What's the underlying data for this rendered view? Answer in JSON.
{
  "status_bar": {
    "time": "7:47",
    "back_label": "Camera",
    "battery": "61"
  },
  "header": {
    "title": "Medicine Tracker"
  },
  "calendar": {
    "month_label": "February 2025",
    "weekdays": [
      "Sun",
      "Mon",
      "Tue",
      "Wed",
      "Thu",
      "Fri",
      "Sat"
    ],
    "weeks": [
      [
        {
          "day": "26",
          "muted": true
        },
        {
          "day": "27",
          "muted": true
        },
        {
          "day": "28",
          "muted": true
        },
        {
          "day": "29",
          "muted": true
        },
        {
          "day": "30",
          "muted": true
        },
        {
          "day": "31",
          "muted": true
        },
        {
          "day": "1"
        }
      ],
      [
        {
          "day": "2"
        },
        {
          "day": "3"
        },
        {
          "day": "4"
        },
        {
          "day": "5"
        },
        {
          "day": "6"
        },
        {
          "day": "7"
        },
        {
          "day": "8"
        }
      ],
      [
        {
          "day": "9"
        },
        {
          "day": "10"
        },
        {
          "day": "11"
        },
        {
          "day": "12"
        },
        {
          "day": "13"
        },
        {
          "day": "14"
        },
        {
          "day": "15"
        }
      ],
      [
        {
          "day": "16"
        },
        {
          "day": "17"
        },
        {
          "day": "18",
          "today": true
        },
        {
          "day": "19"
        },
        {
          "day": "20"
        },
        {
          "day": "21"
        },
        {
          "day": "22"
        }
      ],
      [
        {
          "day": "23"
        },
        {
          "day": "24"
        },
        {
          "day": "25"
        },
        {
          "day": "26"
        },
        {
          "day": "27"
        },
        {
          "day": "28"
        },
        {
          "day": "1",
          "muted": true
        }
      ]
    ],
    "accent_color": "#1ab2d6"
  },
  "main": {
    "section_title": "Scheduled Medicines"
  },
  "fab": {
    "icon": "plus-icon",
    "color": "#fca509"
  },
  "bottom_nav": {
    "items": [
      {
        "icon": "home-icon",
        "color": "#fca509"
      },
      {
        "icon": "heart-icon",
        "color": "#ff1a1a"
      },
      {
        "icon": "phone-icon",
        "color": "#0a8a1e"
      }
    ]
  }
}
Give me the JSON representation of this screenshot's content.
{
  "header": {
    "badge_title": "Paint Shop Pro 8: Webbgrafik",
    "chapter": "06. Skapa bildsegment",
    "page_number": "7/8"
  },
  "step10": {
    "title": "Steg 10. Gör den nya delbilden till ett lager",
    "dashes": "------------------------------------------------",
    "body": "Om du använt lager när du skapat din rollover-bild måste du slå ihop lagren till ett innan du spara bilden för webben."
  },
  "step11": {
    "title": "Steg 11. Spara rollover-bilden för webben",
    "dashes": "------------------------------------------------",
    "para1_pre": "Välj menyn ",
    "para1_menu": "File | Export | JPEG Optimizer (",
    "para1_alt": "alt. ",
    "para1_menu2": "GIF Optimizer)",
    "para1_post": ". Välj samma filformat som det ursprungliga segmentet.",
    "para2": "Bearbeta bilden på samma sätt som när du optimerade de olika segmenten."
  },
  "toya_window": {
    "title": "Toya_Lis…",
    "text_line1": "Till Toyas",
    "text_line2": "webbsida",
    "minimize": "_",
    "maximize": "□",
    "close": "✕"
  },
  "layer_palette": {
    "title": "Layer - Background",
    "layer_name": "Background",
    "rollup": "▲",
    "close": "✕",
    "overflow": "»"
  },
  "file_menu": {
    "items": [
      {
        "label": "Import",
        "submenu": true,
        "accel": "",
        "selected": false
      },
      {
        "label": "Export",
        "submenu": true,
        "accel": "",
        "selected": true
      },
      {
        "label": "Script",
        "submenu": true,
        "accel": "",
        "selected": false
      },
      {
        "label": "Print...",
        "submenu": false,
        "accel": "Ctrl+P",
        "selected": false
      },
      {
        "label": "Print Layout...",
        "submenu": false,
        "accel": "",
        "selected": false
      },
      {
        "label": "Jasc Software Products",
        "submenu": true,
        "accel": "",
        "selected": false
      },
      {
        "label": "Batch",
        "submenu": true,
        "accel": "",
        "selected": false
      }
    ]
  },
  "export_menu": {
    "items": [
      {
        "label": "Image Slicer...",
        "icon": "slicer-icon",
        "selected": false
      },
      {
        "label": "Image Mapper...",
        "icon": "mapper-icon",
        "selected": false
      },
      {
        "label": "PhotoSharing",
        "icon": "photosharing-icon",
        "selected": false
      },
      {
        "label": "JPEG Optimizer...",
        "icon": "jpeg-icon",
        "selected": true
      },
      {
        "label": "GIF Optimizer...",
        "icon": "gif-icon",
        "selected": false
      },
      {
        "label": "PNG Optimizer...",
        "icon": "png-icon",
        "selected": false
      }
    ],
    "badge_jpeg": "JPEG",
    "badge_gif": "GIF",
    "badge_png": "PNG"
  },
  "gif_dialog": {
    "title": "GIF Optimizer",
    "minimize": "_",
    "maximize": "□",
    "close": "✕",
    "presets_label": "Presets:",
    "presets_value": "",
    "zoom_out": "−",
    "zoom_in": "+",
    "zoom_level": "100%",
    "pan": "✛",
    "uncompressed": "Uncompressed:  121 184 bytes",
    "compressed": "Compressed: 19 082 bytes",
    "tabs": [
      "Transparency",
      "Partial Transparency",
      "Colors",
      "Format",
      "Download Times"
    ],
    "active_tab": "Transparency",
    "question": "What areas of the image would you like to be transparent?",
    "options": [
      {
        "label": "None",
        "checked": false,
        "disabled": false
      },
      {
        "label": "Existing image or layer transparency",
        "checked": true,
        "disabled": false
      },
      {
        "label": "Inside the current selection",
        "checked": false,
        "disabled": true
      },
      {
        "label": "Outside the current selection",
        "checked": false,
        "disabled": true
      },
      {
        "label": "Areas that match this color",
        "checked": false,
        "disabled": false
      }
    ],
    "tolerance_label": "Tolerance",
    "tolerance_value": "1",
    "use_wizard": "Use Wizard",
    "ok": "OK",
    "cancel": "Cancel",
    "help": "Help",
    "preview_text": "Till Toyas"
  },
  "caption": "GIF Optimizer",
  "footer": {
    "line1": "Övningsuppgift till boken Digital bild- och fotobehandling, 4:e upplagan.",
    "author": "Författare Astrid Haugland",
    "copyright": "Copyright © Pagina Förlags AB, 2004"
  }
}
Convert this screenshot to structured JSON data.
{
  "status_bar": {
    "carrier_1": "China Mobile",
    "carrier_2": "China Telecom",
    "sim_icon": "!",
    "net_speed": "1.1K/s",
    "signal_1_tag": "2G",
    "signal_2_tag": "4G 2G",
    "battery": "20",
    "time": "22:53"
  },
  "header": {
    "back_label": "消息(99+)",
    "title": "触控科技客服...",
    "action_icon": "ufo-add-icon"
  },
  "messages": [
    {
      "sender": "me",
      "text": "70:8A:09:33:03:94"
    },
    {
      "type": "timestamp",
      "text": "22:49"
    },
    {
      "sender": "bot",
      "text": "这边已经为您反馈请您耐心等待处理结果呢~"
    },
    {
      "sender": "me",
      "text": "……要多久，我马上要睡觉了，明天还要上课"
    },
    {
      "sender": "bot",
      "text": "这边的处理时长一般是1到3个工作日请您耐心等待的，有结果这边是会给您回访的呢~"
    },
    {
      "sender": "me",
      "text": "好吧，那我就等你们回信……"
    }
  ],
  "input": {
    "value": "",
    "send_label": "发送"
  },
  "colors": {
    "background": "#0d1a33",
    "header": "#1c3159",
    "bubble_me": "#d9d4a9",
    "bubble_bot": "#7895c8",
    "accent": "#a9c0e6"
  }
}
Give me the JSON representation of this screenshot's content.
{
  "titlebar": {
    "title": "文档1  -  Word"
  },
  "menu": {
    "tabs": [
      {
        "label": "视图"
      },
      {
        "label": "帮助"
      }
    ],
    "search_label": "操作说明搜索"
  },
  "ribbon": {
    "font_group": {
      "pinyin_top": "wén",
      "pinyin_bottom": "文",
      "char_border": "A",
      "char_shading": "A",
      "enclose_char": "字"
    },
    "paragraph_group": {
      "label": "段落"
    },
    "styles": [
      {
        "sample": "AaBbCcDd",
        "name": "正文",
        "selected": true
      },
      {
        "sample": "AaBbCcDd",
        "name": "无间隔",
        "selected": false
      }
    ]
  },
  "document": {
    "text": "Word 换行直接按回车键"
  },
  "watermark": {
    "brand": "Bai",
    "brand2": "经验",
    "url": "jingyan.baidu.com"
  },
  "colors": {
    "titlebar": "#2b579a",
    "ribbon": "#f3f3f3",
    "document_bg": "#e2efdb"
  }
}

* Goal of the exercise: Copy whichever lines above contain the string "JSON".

* Answer to the problem:
What's the underlying data for this rendered view? Answer in JSON.
Give me the JSON representation of this screenshot's content.
Convert this screenshot to structured JSON data.
Give me the JSON representation of this screenshot's content.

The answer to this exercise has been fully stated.